I’ve learnt to embrace mistakes, turning disappointment into a chance to reflect; probably the most valuable lesson I’ve learnt so far. How? One, through slowing down and learning to be present and focus on what I’m doing and telling myself to focus when my attention strays. Two, through learning to accept that in order to be good at something, you’ve got to try and try again. In anything we do, we build confidence through trying, the same applies with food.
That’s why when someone says “I can’t cook”, I’m calling you out on it. You can cook. You do know more than the convenience ideas that you’re constantly subjected too. And you can learn and you can get it right, because it’s never to late to learn. Forget what you don’t know and focus on what you will know.
There’s been a lot of firsts for me over the past few years. More so recently as I become more confident in my abilities and embrace my mistakes. The meal pictured below was the first time I cooked fish, that was yesterday; it took 25 minutes. Which is shorter than watching a TV chef cook a dish you’re not eating. My previous post, was the first time I poached an egg. I’m learning through observation and a change in mentality – it’s really hard to make something completely inedible.
It’s all about the art of experimentation, trying something bold and not getting worked up if it doesn’t work out as expected.

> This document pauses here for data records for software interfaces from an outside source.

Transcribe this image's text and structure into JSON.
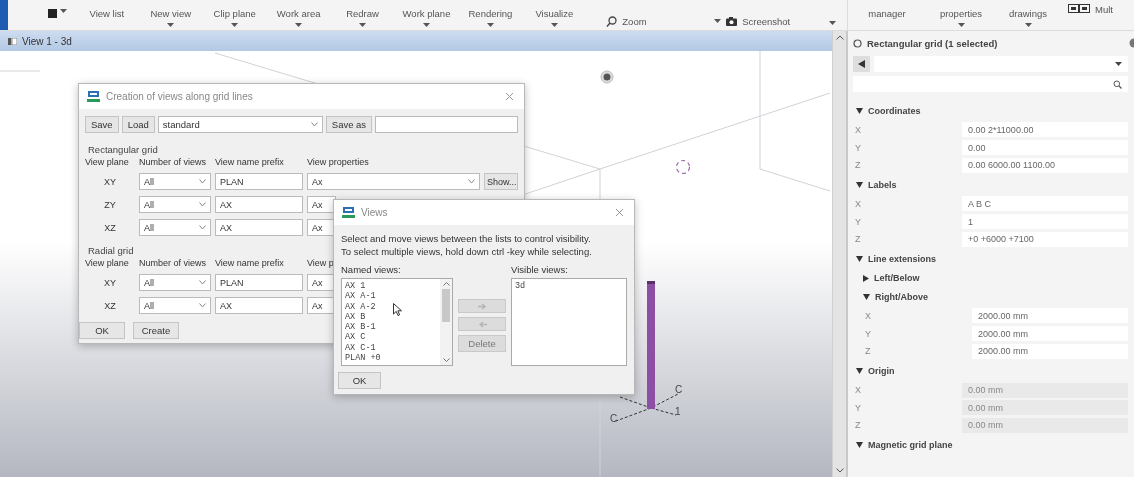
{
  "toolbar": {
    "items": [
      {
        "kind": "logo",
        "caret": true
      },
      {
        "kind": "text",
        "label": "View list",
        "caret": false
      },
      {
        "kind": "text",
        "label": "New view",
        "caret": true
      },
      {
        "kind": "text",
        "label": "Clip plane",
        "caret": true
      },
      {
        "kind": "text",
        "label": "Work area",
        "caret": true
      },
      {
        "kind": "text",
        "label": "Redraw",
        "caret": true
      },
      {
        "kind": "text",
        "label": "Work plane",
        "caret": true
      },
      {
        "kind": "text",
        "label": "Rendering",
        "caret": true
      },
      {
        "kind": "text",
        "label": "Visualize",
        "caret": true
      },
      {
        "kind": "zoom",
        "label": "Zoom",
        "caret": false
      },
      {
        "kind": "camera",
        "label": "Screenshot",
        "caret": true
      },
      {
        "kind": "overflow",
        "caret": true
      }
    ],
    "panel_items": [
      {
        "kind": "text",
        "label": "manager",
        "caret": false
      },
      {
        "kind": "text",
        "label": "properties",
        "caret": true
      },
      {
        "kind": "text",
        "label": "drawings",
        "caret": true
      },
      {
        "kind": "mult",
        "label": "Mult",
        "caret": false
      }
    ]
  },
  "view": {
    "title": "View 1 - 3d",
    "labels": [
      "C",
      "C",
      "1"
    ]
  },
  "grid_dialog": {
    "title": "Creation of views along grid lines",
    "save": "Save",
    "load": "Load",
    "preset": "standard",
    "save_as": "Save as",
    "sections": [
      {
        "title": "Rectangular grid",
        "headers": [
          "View plane",
          "Number of views",
          "View name prefix",
          "View properties"
        ],
        "rows": [
          {
            "plane": "XY",
            "count": "All",
            "prefix": "PLAN",
            "properties": "Ax",
            "show": "Show..."
          },
          {
            "plane": "ZY",
            "count": "All",
            "prefix": "AX",
            "properties": "Ax"
          },
          {
            "plane": "XZ",
            "count": "All",
            "prefix": "AX",
            "properties": "Ax"
          }
        ]
      },
      {
        "title": "Radial grid",
        "headers": [
          "View plane",
          "Number of views",
          "View name prefix",
          "View p"
        ],
        "rows": [
          {
            "plane": "XY",
            "count": "All",
            "prefix": "PLAN",
            "properties": "Ax"
          },
          {
            "plane": "XZ",
            "count": "All",
            "prefix": "AX",
            "properties": "Ax"
          }
        ]
      }
    ],
    "buttons": [
      "OK",
      "Create"
    ]
  },
  "views_dialog": {
    "title": "Views",
    "instructions": [
      "Select and move views between the lists to control visibility.",
      "To select multiple views, hold down ctrl -key while selecting."
    ],
    "named_label": "Named views:",
    "named_views": [
      {
        "label": "AX 1",
        "selected": false
      },
      {
        "label": "AX A-1",
        "selected": false
      },
      {
        "label": "AX A-2",
        "selected": false
      },
      {
        "label": "AX B",
        "selected": false
      },
      {
        "label": "AX B-1",
        "selected": false
      },
      {
        "label": "AX C",
        "selected": false
      },
      {
        "label": "AX C-1",
        "selected": false
      },
      {
        "label": "PLAN +0",
        "selected": false
      }
    ],
    "visible_label": "Visible views:",
    "visible_views": [
      {
        "label": "3d",
        "selected": false
      }
    ],
    "move_buttons": [
      {
        "kind": "right",
        "disabled": true
      },
      {
        "kind": "left",
        "disabled": true
      },
      {
        "kind": "text",
        "label": "Delete",
        "disabled": true
      }
    ],
    "ok": "OK"
  },
  "panel": {
    "title": "Rectangular grid (1 selected)",
    "sections": [
      {
        "title": "Coordinates",
        "expanded": true,
        "rows": [
          {
            "label": "X",
            "value": "0.00 2*11000.00",
            "disabled": false
          },
          {
            "label": "Y",
            "value": "0.00",
            "disabled": false
          },
          {
            "label": "Z",
            "value": "0.00 6000.00 1100.00",
            "disabled": false
          }
        ]
      },
      {
        "title": "Labels",
        "expanded": true,
        "rows": [
          {
            "label": "X",
            "value": "A B C",
            "disabled": false
          },
          {
            "label": "Y",
            "value": "1",
            "disabled": false
          },
          {
            "label": "Z",
            "value": "+0 +6000 +7100",
            "disabled": false
          }
        ]
      },
      {
        "title": "Line extensions",
        "expanded": true,
        "children": [
          {
            "title": "Left/Below",
            "expanded": false
          },
          {
            "title": "Right/Above",
            "expanded": true,
            "rows": [
              {
                "label": "X",
                "value": "2000.00 mm",
                "disabled": false
              },
              {
                "label": "Y",
                "value": "2000.00 mm",
                "disabled": false
              },
              {
                "label": "Z",
                "value": "2000.00 mm",
                "disabled": false
              }
            ]
          }
        ]
      },
      {
        "title": "Origin",
        "expanded": true,
        "rows": [
          {
            "label": "X",
            "value": "0.00 mm",
            "disabled": true
          },
          {
            "label": "Y",
            "value": "0.00 mm",
            "disabled": true
          },
          {
            "label": "Z",
            "value": "0.00 mm",
            "disabled": true
          }
        ]
      },
      {
        "title": "Magnetic grid plane",
        "expanded": true
      }
    ]
  }
}
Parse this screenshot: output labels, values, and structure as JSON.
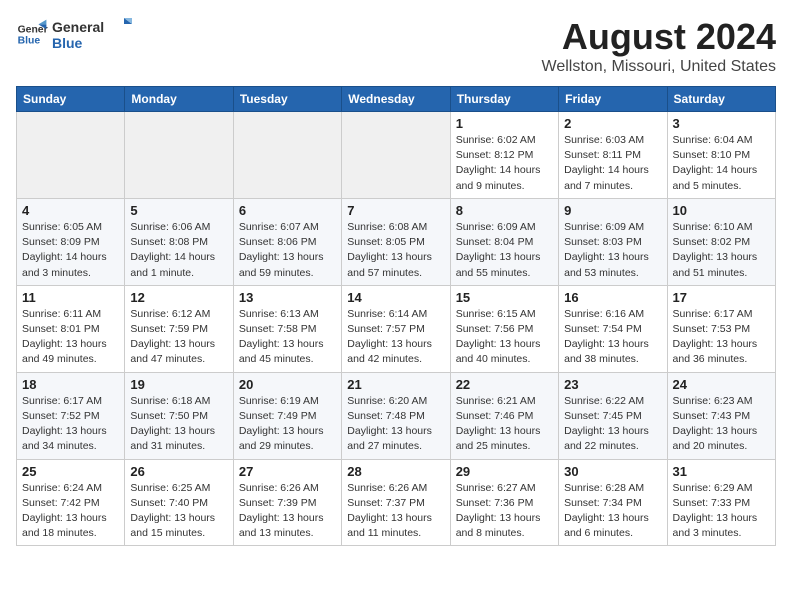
{
  "header": {
    "logo": {
      "line1": "General",
      "line2": "Blue"
    },
    "title": "August 2024",
    "subtitle": "Wellston, Missouri, United States"
  },
  "days_of_week": [
    "Sunday",
    "Monday",
    "Tuesday",
    "Wednesday",
    "Thursday",
    "Friday",
    "Saturday"
  ],
  "weeks": [
    [
      {
        "day": "",
        "info": ""
      },
      {
        "day": "",
        "info": ""
      },
      {
        "day": "",
        "info": ""
      },
      {
        "day": "",
        "info": ""
      },
      {
        "day": "1",
        "info": "Sunrise: 6:02 AM\nSunset: 8:12 PM\nDaylight: 14 hours\nand 9 minutes."
      },
      {
        "day": "2",
        "info": "Sunrise: 6:03 AM\nSunset: 8:11 PM\nDaylight: 14 hours\nand 7 minutes."
      },
      {
        "day": "3",
        "info": "Sunrise: 6:04 AM\nSunset: 8:10 PM\nDaylight: 14 hours\nand 5 minutes."
      }
    ],
    [
      {
        "day": "4",
        "info": "Sunrise: 6:05 AM\nSunset: 8:09 PM\nDaylight: 14 hours\nand 3 minutes."
      },
      {
        "day": "5",
        "info": "Sunrise: 6:06 AM\nSunset: 8:08 PM\nDaylight: 14 hours\nand 1 minute."
      },
      {
        "day": "6",
        "info": "Sunrise: 6:07 AM\nSunset: 8:06 PM\nDaylight: 13 hours\nand 59 minutes."
      },
      {
        "day": "7",
        "info": "Sunrise: 6:08 AM\nSunset: 8:05 PM\nDaylight: 13 hours\nand 57 minutes."
      },
      {
        "day": "8",
        "info": "Sunrise: 6:09 AM\nSunset: 8:04 PM\nDaylight: 13 hours\nand 55 minutes."
      },
      {
        "day": "9",
        "info": "Sunrise: 6:09 AM\nSunset: 8:03 PM\nDaylight: 13 hours\nand 53 minutes."
      },
      {
        "day": "10",
        "info": "Sunrise: 6:10 AM\nSunset: 8:02 PM\nDaylight: 13 hours\nand 51 minutes."
      }
    ],
    [
      {
        "day": "11",
        "info": "Sunrise: 6:11 AM\nSunset: 8:01 PM\nDaylight: 13 hours\nand 49 minutes."
      },
      {
        "day": "12",
        "info": "Sunrise: 6:12 AM\nSunset: 7:59 PM\nDaylight: 13 hours\nand 47 minutes."
      },
      {
        "day": "13",
        "info": "Sunrise: 6:13 AM\nSunset: 7:58 PM\nDaylight: 13 hours\nand 45 minutes."
      },
      {
        "day": "14",
        "info": "Sunrise: 6:14 AM\nSunset: 7:57 PM\nDaylight: 13 hours\nand 42 minutes."
      },
      {
        "day": "15",
        "info": "Sunrise: 6:15 AM\nSunset: 7:56 PM\nDaylight: 13 hours\nand 40 minutes."
      },
      {
        "day": "16",
        "info": "Sunrise: 6:16 AM\nSunset: 7:54 PM\nDaylight: 13 hours\nand 38 minutes."
      },
      {
        "day": "17",
        "info": "Sunrise: 6:17 AM\nSunset: 7:53 PM\nDaylight: 13 hours\nand 36 minutes."
      }
    ],
    [
      {
        "day": "18",
        "info": "Sunrise: 6:17 AM\nSunset: 7:52 PM\nDaylight: 13 hours\nand 34 minutes."
      },
      {
        "day": "19",
        "info": "Sunrise: 6:18 AM\nSunset: 7:50 PM\nDaylight: 13 hours\nand 31 minutes."
      },
      {
        "day": "20",
        "info": "Sunrise: 6:19 AM\nSunset: 7:49 PM\nDaylight: 13 hours\nand 29 minutes."
      },
      {
        "day": "21",
        "info": "Sunrise: 6:20 AM\nSunset: 7:48 PM\nDaylight: 13 hours\nand 27 minutes."
      },
      {
        "day": "22",
        "info": "Sunrise: 6:21 AM\nSunset: 7:46 PM\nDaylight: 13 hours\nand 25 minutes."
      },
      {
        "day": "23",
        "info": "Sunrise: 6:22 AM\nSunset: 7:45 PM\nDaylight: 13 hours\nand 22 minutes."
      },
      {
        "day": "24",
        "info": "Sunrise: 6:23 AM\nSunset: 7:43 PM\nDaylight: 13 hours\nand 20 minutes."
      }
    ],
    [
      {
        "day": "25",
        "info": "Sunrise: 6:24 AM\nSunset: 7:42 PM\nDaylight: 13 hours\nand 18 minutes."
      },
      {
        "day": "26",
        "info": "Sunrise: 6:25 AM\nSunset: 7:40 PM\nDaylight: 13 hours\nand 15 minutes."
      },
      {
        "day": "27",
        "info": "Sunrise: 6:26 AM\nSunset: 7:39 PM\nDaylight: 13 hours\nand 13 minutes."
      },
      {
        "day": "28",
        "info": "Sunrise: 6:26 AM\nSunset: 7:37 PM\nDaylight: 13 hours\nand 11 minutes."
      },
      {
        "day": "29",
        "info": "Sunrise: 6:27 AM\nSunset: 7:36 PM\nDaylight: 13 hours\nand 8 minutes."
      },
      {
        "day": "30",
        "info": "Sunrise: 6:28 AM\nSunset: 7:34 PM\nDaylight: 13 hours\nand 6 minutes."
      },
      {
        "day": "31",
        "info": "Sunrise: 6:29 AM\nSunset: 7:33 PM\nDaylight: 13 hours\nand 3 minutes."
      }
    ]
  ]
}
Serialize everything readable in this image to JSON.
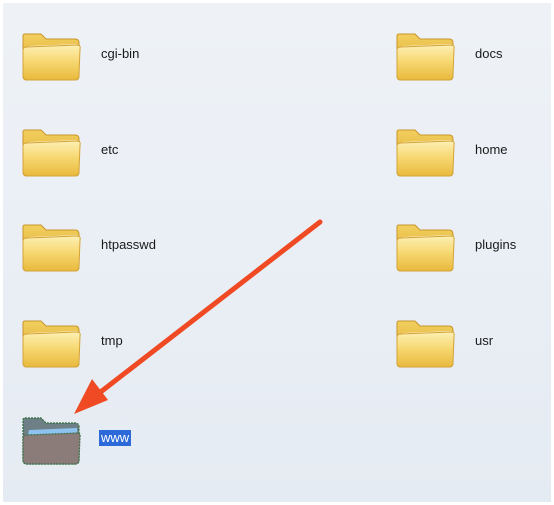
{
  "folders": [
    {
      "name": "cgi-bin",
      "selected": false
    },
    {
      "name": "docs",
      "selected": false
    },
    {
      "name": "etc",
      "selected": false
    },
    {
      "name": "home",
      "selected": false
    },
    {
      "name": "htpasswd",
      "selected": false
    },
    {
      "name": "plugins",
      "selected": false
    },
    {
      "name": "tmp",
      "selected": false
    },
    {
      "name": "usr",
      "selected": false
    },
    {
      "name": "www",
      "selected": true
    }
  ],
  "colors": {
    "folder_fill": "#f6d66e",
    "folder_shade": "#e7bc3f",
    "selection": "#2b6ad8",
    "arrow": "#ef4a23"
  }
}
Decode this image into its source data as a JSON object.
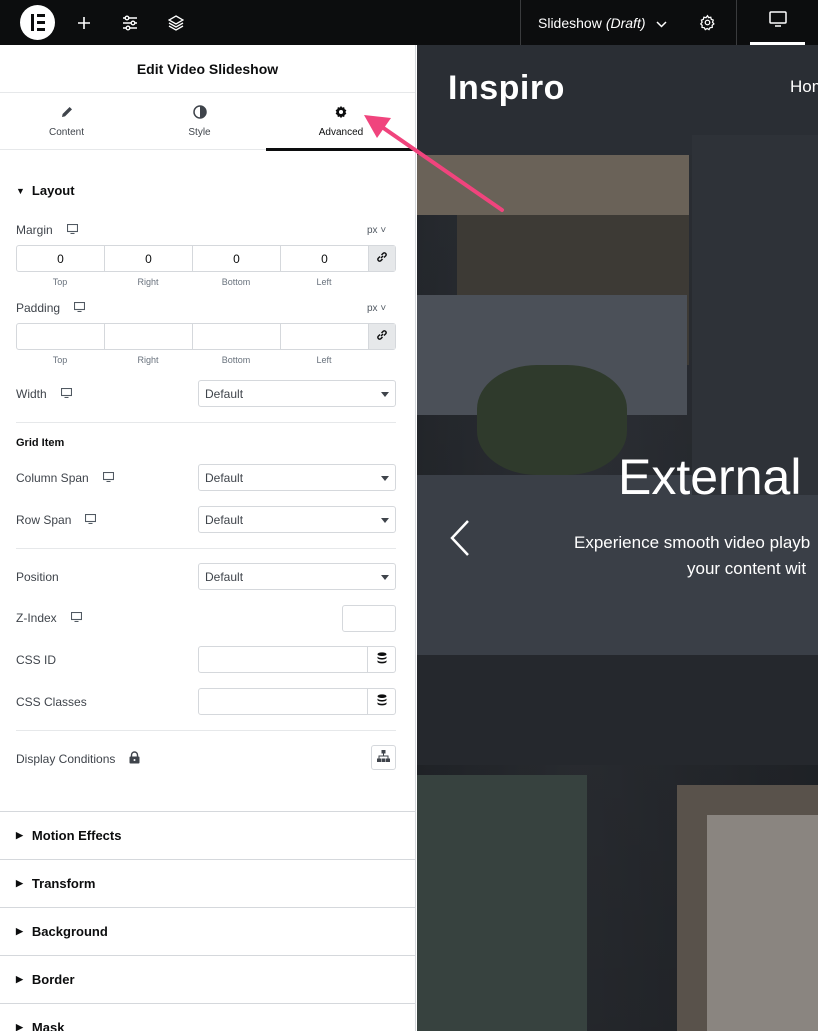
{
  "topbar": {
    "doc_name": "Slideshow",
    "doc_status": "(Draft)",
    "icons": [
      "elementor-logo",
      "plus-icon",
      "sliders-icon",
      "layers-icon",
      "chevron-down-icon",
      "gear-icon",
      "desktop-icon"
    ]
  },
  "panel": {
    "title": "Edit Video Slideshow",
    "tabs": [
      {
        "label": "Content",
        "icon": "pencil-icon"
      },
      {
        "label": "Style",
        "icon": "half-circle-icon"
      },
      {
        "label": "Advanced",
        "icon": "gear-icon",
        "active": true
      }
    ],
    "layout": {
      "title": "Layout",
      "margin": {
        "label": "Margin",
        "unit": "px",
        "values": [
          "0",
          "0",
          "0",
          "0"
        ],
        "sides": [
          "Top",
          "Right",
          "Bottom",
          "Left"
        ]
      },
      "padding": {
        "label": "Padding",
        "unit": "px",
        "values": [
          "",
          "",
          "",
          ""
        ],
        "sides": [
          "Top",
          "Right",
          "Bottom",
          "Left"
        ]
      },
      "width": {
        "label": "Width",
        "value": "Default"
      },
      "grid_item": "Grid Item",
      "column_span": {
        "label": "Column Span",
        "value": "Default"
      },
      "row_span": {
        "label": "Row Span",
        "value": "Default"
      },
      "position": {
        "label": "Position",
        "value": "Default"
      },
      "z_index": {
        "label": "Z-Index",
        "value": ""
      },
      "css_id": {
        "label": "CSS ID",
        "value": ""
      },
      "css_classes": {
        "label": "CSS Classes",
        "value": ""
      },
      "display_conditions": {
        "label": "Display Conditions"
      }
    },
    "collapsed_sections": [
      "Motion Effects",
      "Transform",
      "Background",
      "Border",
      "Mask"
    ]
  },
  "preview": {
    "site_title": "Inspiro",
    "nav_home": "Hom",
    "slide_title": "External",
    "slide_sub_line1": "Experience smooth video playb",
    "slide_sub_line2": "your content wit",
    "accent_arrow_color": "#f0447d"
  }
}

The concept of failure is something we all ought to be discussing more. The Chronicles of Failure by Ella Sadie Guthrie from Peachy’n’Keen looks at failure and has us open up about the personal failures we’ve all encountered. I can’t recommend reading through these enough. For me, they’ve normalised the dialogue around failure and have helped instill the notion of failure being a good thing and not something to keep a secret.